I'm just settling down to reflect on another successful Shoosmiths' partners' conference, and what the discussions coming out of that might mean for the Living Sector. We had a busy day meeting colleagues from around the firm, talking about our business, our clients, and what the future brings - and not just (or maybe even not at all) about Brexit. We also had a really thought provoking session with applied futurologist, Tom Cheesewright, who got us thinking more about the nature of change in society, and how change can be high frequency and isn't always a long-lived 'big bang' (for instance, how many of us still regularly use mini-disk players rather than music streaming services?). High frequency but low amplitude change is increasingly the order of the day, with incremental change brought about by many small changes rather than a few big events - maybe we're living Obama's 'nudge' every day now?
Tom's session really made me think about what my other sector colleagues had been talking about earlier in the day - James Klein, our Tech Sector head, spoke passionately about technology, Smart Cities and how technological changes may affect the shape of what we do and where we live, with ongoing digital transformation and urban environmental changes.
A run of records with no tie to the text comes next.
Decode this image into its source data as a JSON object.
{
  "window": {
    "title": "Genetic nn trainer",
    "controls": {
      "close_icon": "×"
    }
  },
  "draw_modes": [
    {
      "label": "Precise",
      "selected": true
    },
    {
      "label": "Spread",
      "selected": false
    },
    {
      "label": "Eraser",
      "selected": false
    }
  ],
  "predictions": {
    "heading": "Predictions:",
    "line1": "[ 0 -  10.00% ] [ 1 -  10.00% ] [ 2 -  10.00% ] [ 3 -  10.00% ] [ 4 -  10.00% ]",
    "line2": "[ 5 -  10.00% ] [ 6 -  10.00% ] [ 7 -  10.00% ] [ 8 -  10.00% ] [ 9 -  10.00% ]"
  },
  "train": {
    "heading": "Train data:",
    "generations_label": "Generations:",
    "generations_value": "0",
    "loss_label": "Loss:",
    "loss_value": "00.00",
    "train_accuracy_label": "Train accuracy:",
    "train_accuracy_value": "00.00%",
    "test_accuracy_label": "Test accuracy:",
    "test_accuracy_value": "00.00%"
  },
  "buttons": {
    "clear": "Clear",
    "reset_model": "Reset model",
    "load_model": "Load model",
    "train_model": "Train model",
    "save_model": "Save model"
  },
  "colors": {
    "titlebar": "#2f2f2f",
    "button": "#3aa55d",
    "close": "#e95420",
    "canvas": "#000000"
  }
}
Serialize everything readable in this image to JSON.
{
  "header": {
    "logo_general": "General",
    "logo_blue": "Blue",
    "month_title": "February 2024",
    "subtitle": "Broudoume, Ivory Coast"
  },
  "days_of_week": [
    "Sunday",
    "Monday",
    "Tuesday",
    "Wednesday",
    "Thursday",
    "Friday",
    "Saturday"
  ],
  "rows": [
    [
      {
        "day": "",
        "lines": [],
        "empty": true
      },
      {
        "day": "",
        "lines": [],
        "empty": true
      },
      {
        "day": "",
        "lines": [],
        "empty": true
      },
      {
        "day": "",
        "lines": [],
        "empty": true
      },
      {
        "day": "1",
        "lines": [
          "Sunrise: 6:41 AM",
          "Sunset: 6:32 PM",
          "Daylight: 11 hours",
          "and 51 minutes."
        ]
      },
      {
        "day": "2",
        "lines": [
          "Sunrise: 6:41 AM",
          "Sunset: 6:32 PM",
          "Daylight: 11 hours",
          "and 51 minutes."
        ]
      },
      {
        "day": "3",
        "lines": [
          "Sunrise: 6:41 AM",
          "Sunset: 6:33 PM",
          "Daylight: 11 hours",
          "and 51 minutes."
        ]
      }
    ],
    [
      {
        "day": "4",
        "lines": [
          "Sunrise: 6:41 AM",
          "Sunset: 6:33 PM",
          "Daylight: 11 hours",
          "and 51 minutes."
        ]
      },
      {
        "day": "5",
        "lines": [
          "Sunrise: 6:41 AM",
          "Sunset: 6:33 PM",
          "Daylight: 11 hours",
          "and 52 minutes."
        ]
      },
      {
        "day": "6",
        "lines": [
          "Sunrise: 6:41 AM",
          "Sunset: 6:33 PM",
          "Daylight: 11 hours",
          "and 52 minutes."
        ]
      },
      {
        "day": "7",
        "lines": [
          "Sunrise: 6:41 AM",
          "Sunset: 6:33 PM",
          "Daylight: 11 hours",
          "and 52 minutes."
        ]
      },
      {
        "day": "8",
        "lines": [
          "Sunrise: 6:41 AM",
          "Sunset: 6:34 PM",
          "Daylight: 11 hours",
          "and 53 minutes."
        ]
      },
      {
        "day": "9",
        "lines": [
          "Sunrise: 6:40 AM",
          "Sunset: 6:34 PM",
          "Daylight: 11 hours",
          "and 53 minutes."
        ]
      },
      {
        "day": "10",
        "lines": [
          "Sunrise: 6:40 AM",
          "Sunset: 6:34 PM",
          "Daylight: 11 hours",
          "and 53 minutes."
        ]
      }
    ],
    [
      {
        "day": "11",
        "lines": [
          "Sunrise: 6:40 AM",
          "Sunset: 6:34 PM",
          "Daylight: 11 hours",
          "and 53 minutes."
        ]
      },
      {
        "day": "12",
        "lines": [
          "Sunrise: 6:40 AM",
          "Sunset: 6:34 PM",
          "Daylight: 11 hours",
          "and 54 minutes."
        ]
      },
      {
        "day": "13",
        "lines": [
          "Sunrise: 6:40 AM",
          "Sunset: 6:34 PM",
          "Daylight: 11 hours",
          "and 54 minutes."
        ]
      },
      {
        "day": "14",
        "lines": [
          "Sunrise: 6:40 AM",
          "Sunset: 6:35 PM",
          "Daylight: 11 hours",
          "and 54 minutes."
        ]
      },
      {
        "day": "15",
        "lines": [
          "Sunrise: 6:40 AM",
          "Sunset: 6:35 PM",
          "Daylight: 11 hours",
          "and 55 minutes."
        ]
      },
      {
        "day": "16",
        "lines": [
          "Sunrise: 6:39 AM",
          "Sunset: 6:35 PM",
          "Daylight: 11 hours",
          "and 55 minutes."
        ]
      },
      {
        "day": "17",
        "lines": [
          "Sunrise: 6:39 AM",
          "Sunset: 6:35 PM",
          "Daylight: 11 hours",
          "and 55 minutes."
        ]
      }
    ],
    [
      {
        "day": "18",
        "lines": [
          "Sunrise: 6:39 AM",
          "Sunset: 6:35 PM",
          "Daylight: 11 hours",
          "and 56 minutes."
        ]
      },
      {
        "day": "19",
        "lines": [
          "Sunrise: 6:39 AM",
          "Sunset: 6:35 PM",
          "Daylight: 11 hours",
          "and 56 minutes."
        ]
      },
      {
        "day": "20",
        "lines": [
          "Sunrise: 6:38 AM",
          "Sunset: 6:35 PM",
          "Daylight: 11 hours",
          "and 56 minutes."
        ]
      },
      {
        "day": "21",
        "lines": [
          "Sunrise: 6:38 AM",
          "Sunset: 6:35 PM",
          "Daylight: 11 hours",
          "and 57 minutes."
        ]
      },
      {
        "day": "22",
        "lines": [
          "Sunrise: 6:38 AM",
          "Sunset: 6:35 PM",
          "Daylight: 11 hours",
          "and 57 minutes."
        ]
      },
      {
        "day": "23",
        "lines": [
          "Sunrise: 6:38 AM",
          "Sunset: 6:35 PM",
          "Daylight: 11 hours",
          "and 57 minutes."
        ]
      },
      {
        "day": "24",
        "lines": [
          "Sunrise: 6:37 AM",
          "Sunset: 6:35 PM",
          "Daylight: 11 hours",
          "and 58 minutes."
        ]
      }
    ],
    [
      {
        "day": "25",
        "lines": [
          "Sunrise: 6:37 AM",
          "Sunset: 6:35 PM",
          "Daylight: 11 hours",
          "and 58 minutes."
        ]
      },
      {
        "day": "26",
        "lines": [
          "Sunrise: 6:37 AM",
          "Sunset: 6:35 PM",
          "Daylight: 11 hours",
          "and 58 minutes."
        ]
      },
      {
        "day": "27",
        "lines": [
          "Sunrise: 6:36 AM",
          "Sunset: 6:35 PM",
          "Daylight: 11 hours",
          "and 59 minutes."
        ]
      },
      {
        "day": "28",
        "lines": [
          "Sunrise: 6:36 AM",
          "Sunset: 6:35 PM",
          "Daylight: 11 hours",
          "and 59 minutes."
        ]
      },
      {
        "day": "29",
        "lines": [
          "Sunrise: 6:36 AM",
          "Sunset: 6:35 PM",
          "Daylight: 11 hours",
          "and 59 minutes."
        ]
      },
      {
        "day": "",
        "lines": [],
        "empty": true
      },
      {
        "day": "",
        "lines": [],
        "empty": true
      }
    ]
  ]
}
James Wood-Robertson and Nick Iliff, our Infrastructure and Energy Sector co-heads, got us excited with their passion for everything in their world, and the work they're doing with clients and sector stakeholders in things as diverse as bio-energy, distributed heating systems, and large scale project funding work. Robin Webb, our Mobility Sector head, told the room about the work he does and the strategic changes coming from developments in transport and transport policy - and how this can drive change in other sectors because, ultimately, everything's connected. And that's not to forget our Financial Services Sector, where head of sector Stephen Dawson spoke about the brilliant work (and excellent clients) his team is involved with, including mainstream infrastructure and project finance.
So what does all of this mean for the Living Sector, my area of work? Well, everything above tells us that times are changing, and will continue to change, in many small and varied ways rather than just a few massive shifts - and even Tom has said (in his blog) that demographics may shift with people starting (again) to live on the high street. 'Property' tends to be a quite long-lived thing - and there's our challenge. Stakeholders in the Living Sector - house builders, funders, PRS operators, Registered Providers, later living organisations, contractors, and even promoters of strategic land - need to be mindful that bricks and mortar property may last 100 years but the fabric of society around that flexes and changes - whether it's shifting to district heating systems to address sustainability and climate change concerns, or requirements for electric vehicles and charging points in houses and offices, or even just accommodating greater connectivity and changing ways of living. We have to be sure that what we do today fits with what the market wants and the customer needs - when those wants and needs might be ever so subtly shifting, ever so quickly. The challenge I have taken away from our partners' conference to discuss with clients and colleagues was this - change is part of what we all do, so what is the Living Sector's next big little thing?
f you want to save the planet, live in a city. Even better, live in a city centre. Here, all the amenities are on your doorstep. For the places that you can’t walk, public transport is easily accessible. The more densely you live – within reason – the lower your carbon footprint. And the better the chance that we arrest the decline, ensuring that the future high street will be a thriving, vibrant place.